When I first started SaftyThird, a month ago, the subheading was: Style, Fun, Safety; in that order. I had never really considered myself as being too obsessed with image. That was until I really started getting into climbing. I remember being at the climbing gym one day in short shorts, and they kept creeping up my legs and bunching up in my harness, and I just felt like some goofy looking ginger bro wearing daisy dukes. I couldn’t keep myself from worrying about what others we thinking. They didn’t. They were probably in their own heads wondering if anybody noticed that super awesome, but unnecessary, dyno they did on that purple route. Nobody probably noticed that either.
It’s easy to see what an effect climbing has on our style, and if you want to see for yourself just go to any climbing gym or popular crag and observe it. There are all sorts of archetypes, i.e. the trucker hat. Oh you bet I have an authentic sweat stained smelly trucker hat, and stretchy athletic fit climbing pants. There is no doubt that I own that one Patagonia jacket, you know the one, or that the climbing shoes that I use are the trad shoes. Guarantee’d that I’ve left my helmet in the car on accident because I didn’t want to be sighted in that goofy looking hunk of plastic, especially when I have this bad ass trucker hat to wear in place of it.

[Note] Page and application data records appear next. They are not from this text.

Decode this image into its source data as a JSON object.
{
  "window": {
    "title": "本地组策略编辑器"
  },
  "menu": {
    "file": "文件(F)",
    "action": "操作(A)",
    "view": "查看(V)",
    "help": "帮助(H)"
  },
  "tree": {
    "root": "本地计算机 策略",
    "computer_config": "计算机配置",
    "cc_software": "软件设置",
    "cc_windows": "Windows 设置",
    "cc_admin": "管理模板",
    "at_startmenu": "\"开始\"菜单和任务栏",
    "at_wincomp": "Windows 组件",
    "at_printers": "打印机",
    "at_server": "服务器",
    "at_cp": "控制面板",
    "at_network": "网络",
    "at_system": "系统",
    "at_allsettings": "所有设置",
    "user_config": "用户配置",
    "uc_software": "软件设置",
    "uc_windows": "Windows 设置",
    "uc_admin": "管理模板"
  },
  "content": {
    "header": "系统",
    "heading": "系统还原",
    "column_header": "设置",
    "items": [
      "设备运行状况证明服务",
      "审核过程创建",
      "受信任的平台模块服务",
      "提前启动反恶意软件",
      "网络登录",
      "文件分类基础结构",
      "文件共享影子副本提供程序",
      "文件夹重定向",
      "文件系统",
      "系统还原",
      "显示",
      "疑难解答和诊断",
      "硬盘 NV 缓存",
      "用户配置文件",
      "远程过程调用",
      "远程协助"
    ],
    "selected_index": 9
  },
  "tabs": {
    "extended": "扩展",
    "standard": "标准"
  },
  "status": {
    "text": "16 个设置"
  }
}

However, not everybody is susceptible to this nonsense. I have climbing partners who have families and want to make it home, so they are like if you don’t put on a helmet I’ll eventually find a climbing partner who considers his priorities a little more rationally. You know how I solved that problem? I got a helmet that was comfortable and I felt like I looked good in.
Climbing is sensual. Self-image is a big deal. And as shallow or pathetic as it might sound, it’s a freaking blessing to change your state of mind by simply putting on a shirt you look good in. You see, it’s one thing to look like shit and feel like shit; at least there is hope that you can alter your appearance to bolster better feelings. That’s modern alchemy. Take trash and transform it into gold; 50/50 chance it’ll retain full value. But if you look great and feel like shit the process becomes a lot more involved. It becomes an inside job, and those are never fun or easy.
It’s no different than taking a shower to start or reset your day. You ever do that? I do. There are days when I get home and I just surrender. There will be no more foolery transpiring today until after a hot shower. These showers are nothing less than symbolic. It’s a symbol of change, of control. The world is complicated, and one of the easiest things to control that warrants instant gratification is altering self-image. We style our hair in a way that represents us, wear clothes than fit the contours of our bodies, and then sabotage our authenticity with cool tucker hats because everyone else is doing it.
It’s not shallow. It’s being human. Style and authenticity go together. I think the want to be authentic is ingrained in us, it’s like an ancient survival mechanism that we used to rely on to find a mate, only now it just helps us feel significant.
But there is one thing to always keep in mind when it comes to alchemy, that it’s merely manipulation–a rhetoricians contortion to persuade an audience. Just because something looks so, does not mean that it is so, and the alchemist is just as prone to fooling themselves as is the observer being impressed upon.